Zen Meditation Guides

Guides are individuals who have at least ten or more years of Zen meditation experience.

Founding Guide: Tom Amatt

1. The Way it All Started
It must have been when I was five years old that one of these things happened you never forget. It was on a sunny afternoon and I had just returned from playing in the woods and was on my way home down a side road leading onto the main road along which it was another half a mile to go back. All of a sudden I hear one of these huge earth removers roaring down the road and – for whatever crazy reason – vividly imagine that the monster is after me; I start dashing down the remainder of the sideway as fast as I can and on across the main road just in front of a driving up VW-Beatle: the emergency brakes shriek loudly and the car misses me about a meter or less while I rush up to the other side. A furious driver jumps out of the car screaming and hitting me with a resounding slap on the cheek. – I felt dumbfolded as I looked at him and the passing ‘monster’ at the same time. Then my immense stupidity hit me like a flash. – That was a dangerous way to wake up.

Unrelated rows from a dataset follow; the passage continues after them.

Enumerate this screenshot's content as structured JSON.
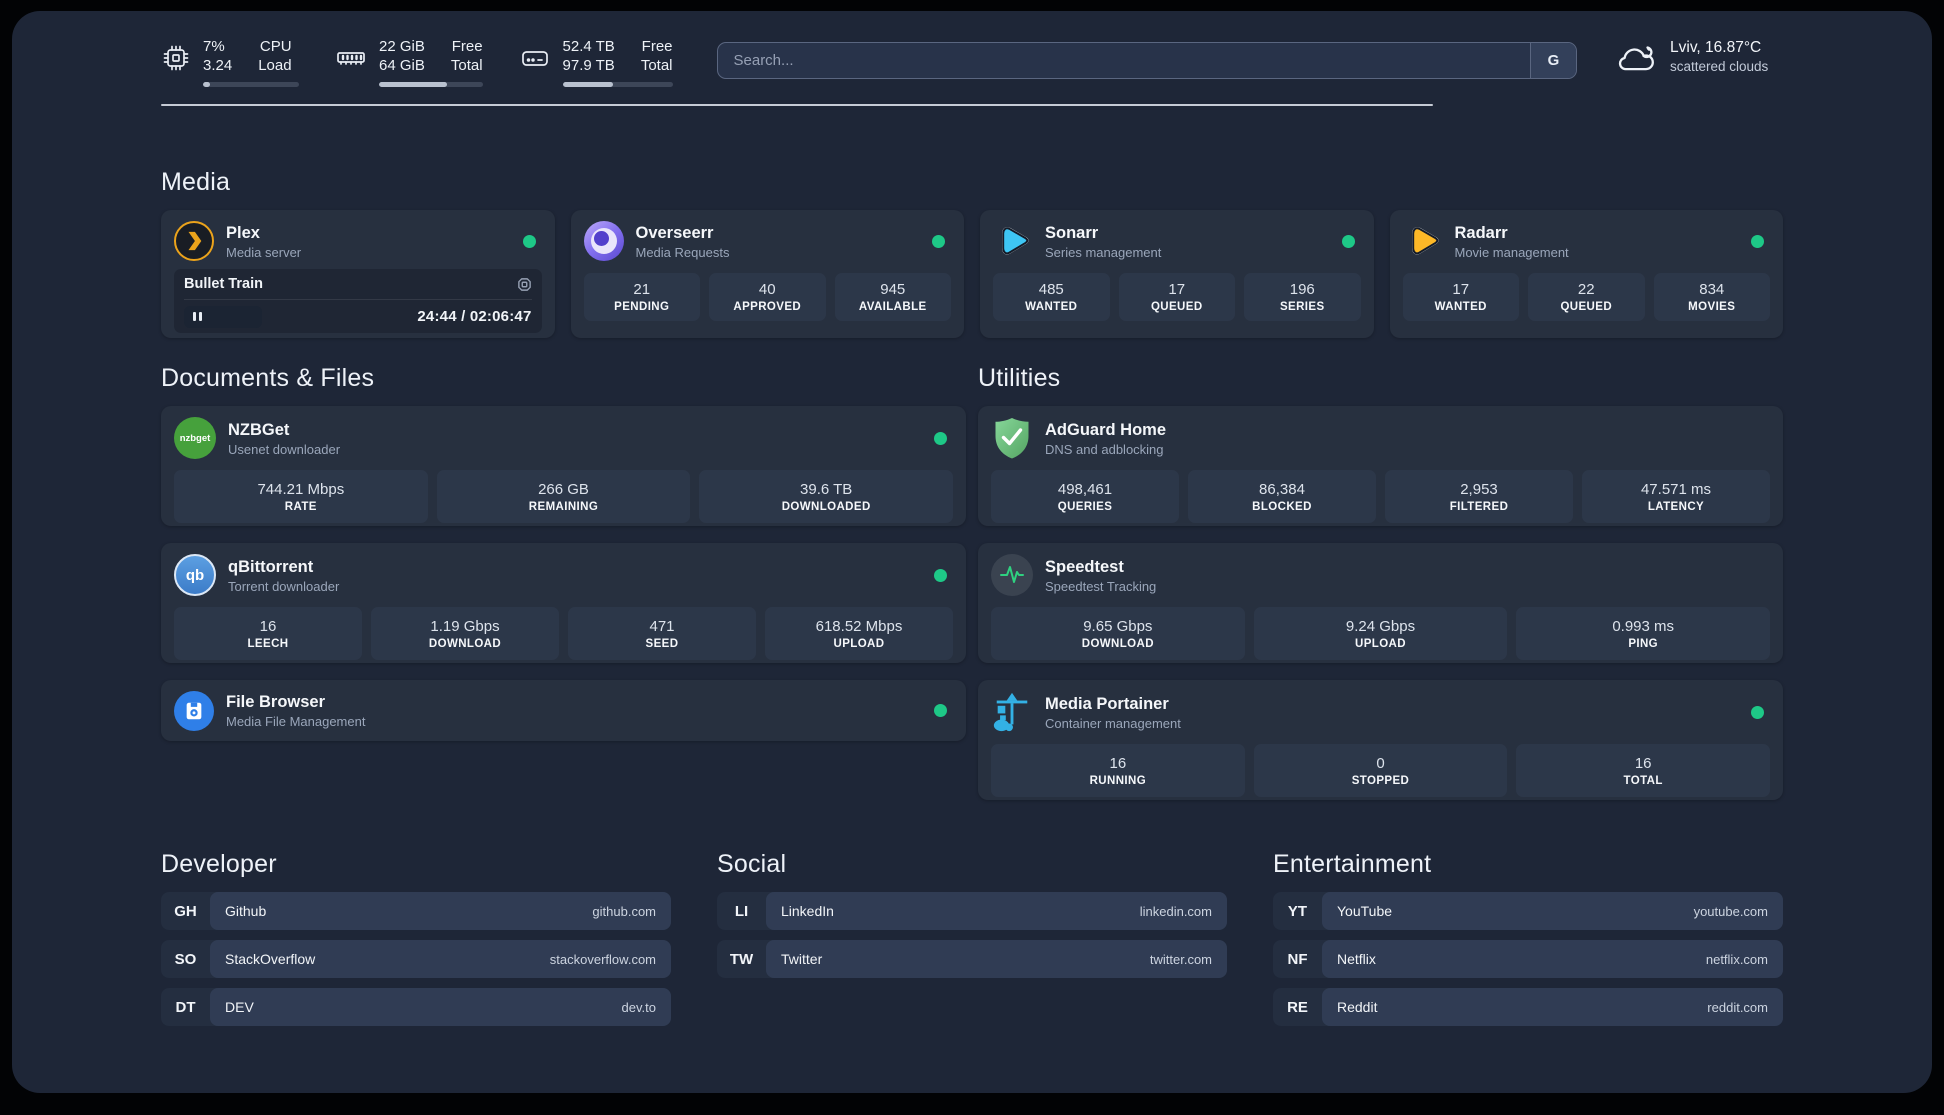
{
  "colors": {
    "status_online": "#1ec887",
    "accent_plex": "#eba31b",
    "accent_green": "#2fd180"
  },
  "header": {
    "stats": [
      {
        "icon": "cpu-icon",
        "value1": "7%",
        "value2": "3.24",
        "label1": "CPU",
        "label2": "Load",
        "used_pct": 7
      },
      {
        "icon": "memory-icon",
        "value1": "22 GiB",
        "value2": "64 GiB",
        "label1": "Free",
        "label2": "Total",
        "used_pct": 66
      },
      {
        "icon": "disk-icon",
        "value1": "52.4 TB",
        "value2": "97.9 TB",
        "label1": "Free",
        "label2": "Total",
        "used_pct": 46
      }
    ],
    "search": {
      "placeholder": "Search...",
      "engine_button": "G"
    },
    "weather": {
      "line1": "Lviv, 16.87°C",
      "line2": "scattered clouds"
    }
  },
  "media": {
    "title": "Media",
    "plex": {
      "name": "Plex",
      "subtitle": "Media server",
      "now_playing": "Bullet Train",
      "time": "24:44 / 02:06:47",
      "progress_pct": 19
    },
    "overseerr": {
      "name": "Overseerr",
      "subtitle": "Media Requests",
      "stats": [
        {
          "value": "21",
          "label": "PENDING"
        },
        {
          "value": "40",
          "label": "APPROVED"
        },
        {
          "value": "945",
          "label": "AVAILABLE"
        }
      ]
    },
    "sonarr": {
      "name": "Sonarr",
      "subtitle": "Series management",
      "stats": [
        {
          "value": "485",
          "label": "WANTED"
        },
        {
          "value": "17",
          "label": "QUEUED"
        },
        {
          "value": "196",
          "label": "SERIES"
        }
      ]
    },
    "radarr": {
      "name": "Radarr",
      "subtitle": "Movie management",
      "stats": [
        {
          "value": "17",
          "label": "WANTED"
        },
        {
          "value": "22",
          "label": "QUEUED"
        },
        {
          "value": "834",
          "label": "MOVIES"
        }
      ]
    }
  },
  "documents": {
    "title": "Documents & Files",
    "nzbget": {
      "name": "NZBGet",
      "subtitle": "Usenet downloader",
      "icon_text": "nzbget",
      "stats": [
        {
          "value": "744.21 Mbps",
          "label": "RATE"
        },
        {
          "value": "266 GB",
          "label": "REMAINING"
        },
        {
          "value": "39.6 TB",
          "label": "DOWNLOADED"
        }
      ]
    },
    "qbittorrent": {
      "name": "qBittorrent",
      "subtitle": "Torrent downloader",
      "icon_text": "qb",
      "stats": [
        {
          "value": "16",
          "label": "LEECH"
        },
        {
          "value": "1.19 Gbps",
          "label": "DOWNLOAD"
        },
        {
          "value": "471",
          "label": "SEED"
        },
        {
          "value": "618.52 Mbps",
          "label": "UPLOAD"
        }
      ]
    },
    "filebrowser": {
      "name": "File Browser",
      "subtitle": "Media File Management"
    }
  },
  "utilities": {
    "title": "Utilities",
    "adguard": {
      "name": "AdGuard Home",
      "subtitle": "DNS and adblocking",
      "stats": [
        {
          "value": "498,461",
          "label": "QUERIES"
        },
        {
          "value": "86,384",
          "label": "BLOCKED"
        },
        {
          "value": "2,953",
          "label": "FILTERED"
        },
        {
          "value": "47.571 ms",
          "label": "LATENCY"
        }
      ]
    },
    "speedtest": {
      "name": "Speedtest",
      "subtitle": "Speedtest Tracking",
      "stats": [
        {
          "value": "9.65 Gbps",
          "label": "DOWNLOAD"
        },
        {
          "value": "9.24 Gbps",
          "label": "UPLOAD"
        },
        {
          "value": "0.993 ms",
          "label": "PING"
        }
      ]
    },
    "portainer": {
      "name": "Media Portainer",
      "subtitle": "Container management",
      "stats": [
        {
          "value": "16",
          "label": "RUNNING"
        },
        {
          "value": "0",
          "label": "STOPPED"
        },
        {
          "value": "16",
          "label": "TOTAL"
        }
      ]
    }
  },
  "bookmarks": [
    {
      "title": "Developer",
      "links": [
        {
          "abbr": "GH",
          "name": "Github",
          "url": "github.com"
        },
        {
          "abbr": "SO",
          "name": "StackOverflow",
          "url": "stackoverflow.com"
        },
        {
          "abbr": "DT",
          "name": "DEV",
          "url": "dev.to"
        }
      ]
    },
    {
      "title": "Social",
      "links": [
        {
          "abbr": "LI",
          "name": "LinkedIn",
          "url": "linkedin.com"
        },
        {
          "abbr": "TW",
          "name": "Twitter",
          "url": "twitter.com"
        }
      ]
    },
    {
      "title": "Entertainment",
      "links": [
        {
          "abbr": "YT",
          "name": "YouTube",
          "url": "youtube.com"
        },
        {
          "abbr": "NF",
          "name": "Netflix",
          "url": "netflix.com"
        },
        {
          "abbr": "RE",
          "name": "Reddit",
          "url": "reddit.com"
        }
      ]
    }
  ]
}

A few years later, when I already was going to middle school down town by bus, but we were still living in the same tiny apartment, so I must have been something like eleven, something very different occurred at exactly the same spot: I am standing in the driving bus but realize that there is absolutely no difference between the I standing in the bus and the I which would be opening the door to the apartment some minutes later: ABSOLUTELY NO DIFFERENCE, space and time being outmaneuvered.  – That was a much softer awakening.

From then onwards I became keenly interested into philosophical questions. Two years later, we just had moved to a beautiful house on another outskirt of town, I am sitting in the forest with Fichte’s tractatus philosophicus about the I in hands. (Which for Fichte is the same what Non-I and Non-Atman is in the Vedas). It is the first time, that I’m loosing myself, the I of normal, in meditation. –  And I came out of the woods in an absolutely hilarious mood. This was complementary to that slap I had received some eight years earlier….

2. Thought, Philosophy, Religion and Beyond
The following years until the end of school I immersed myself into the philosophical classics, fascinated by the power of thought. Plato’s concept of truth and its grounding in the reality of reality beyond ‘the cave’ struck a cord inside as well as the dry observation of pre-Socratic thinkers, that “the majority of the human breed is bad”. Kant’s mind-boggling wound sentences with the goal to pin down the thing in itself, of itself within the embrace of pure reason were more convincing than his famous moral imperative(“Always act in a manner that the maxim of your action could be made a general law.”) Any purely moral order was not fitting the standard of the revolutionary seeking always and only the absolute….  His (Kant’s) statement about the unique impressiveness of the nightly firmament as a symbol of eternal reality was, then, a bit more convincing. But, how to come close to it? This question pulled me into the grip of the medieval mystics and thus the orbit of the religious seekers, – but with religion purely as a reported link to the gate of ultimate insight; never as something to do with dogma or any ideology of whatever faith. This in mind, the spirituality of a Jesus, Laotse or Buddha became ingrained into my own attitude towards life.

I was and am deeply aversive towards any apodictic proclamation of what the truth be. This has to do with the fact that the holocaust was a lived through reality in part of my family and my highly intellectual father has infused the deepest disgust of any form of totalitarianism into my venes. By the time I was seventeen and about to leave home I had added the positive existentialism of Albert Camus, L’homme Revolté to my armor (‘Absolutism and ideology have been proven wrong once and for all and the time to hunt for an existential recognition of the human state has come.’ “The arrow trembles ready on the bow.”) and had but only one question on my mind: How to do it? How to reach out towards a true life? – But, I didn’t know!

The following is the story of an Odyssey, perhaps to be told another time. Only so much here: some 40 years later with over 30 years of regular Zazen practice in daily life since I have started it systematically under Enomiya Lassalle during a weeklong session in his retreat center in the Japanese Alps, 1983, I felt the time has come to form my own circle of Zazen no Tomodachi, Friends of Zazen. It was one of the mysterious, factual serendipities in life, that just then I met Louis Cosco de Cordier with his Bibliotheca del Sol project, up in the Alpujarra mountains of the Spanish Sierra Nevada, who was immediately enthusiastic about the idea to merge it with a base for the Friends of Zazen. Thus, the idea of the Refugio Sulayr (Sulayr=Sun Mountain, the Moorish name for the peak of the Sierra Nevada) was born. It will be an effort to make it a reality. An effort which I am to love.

March 2019, t.a.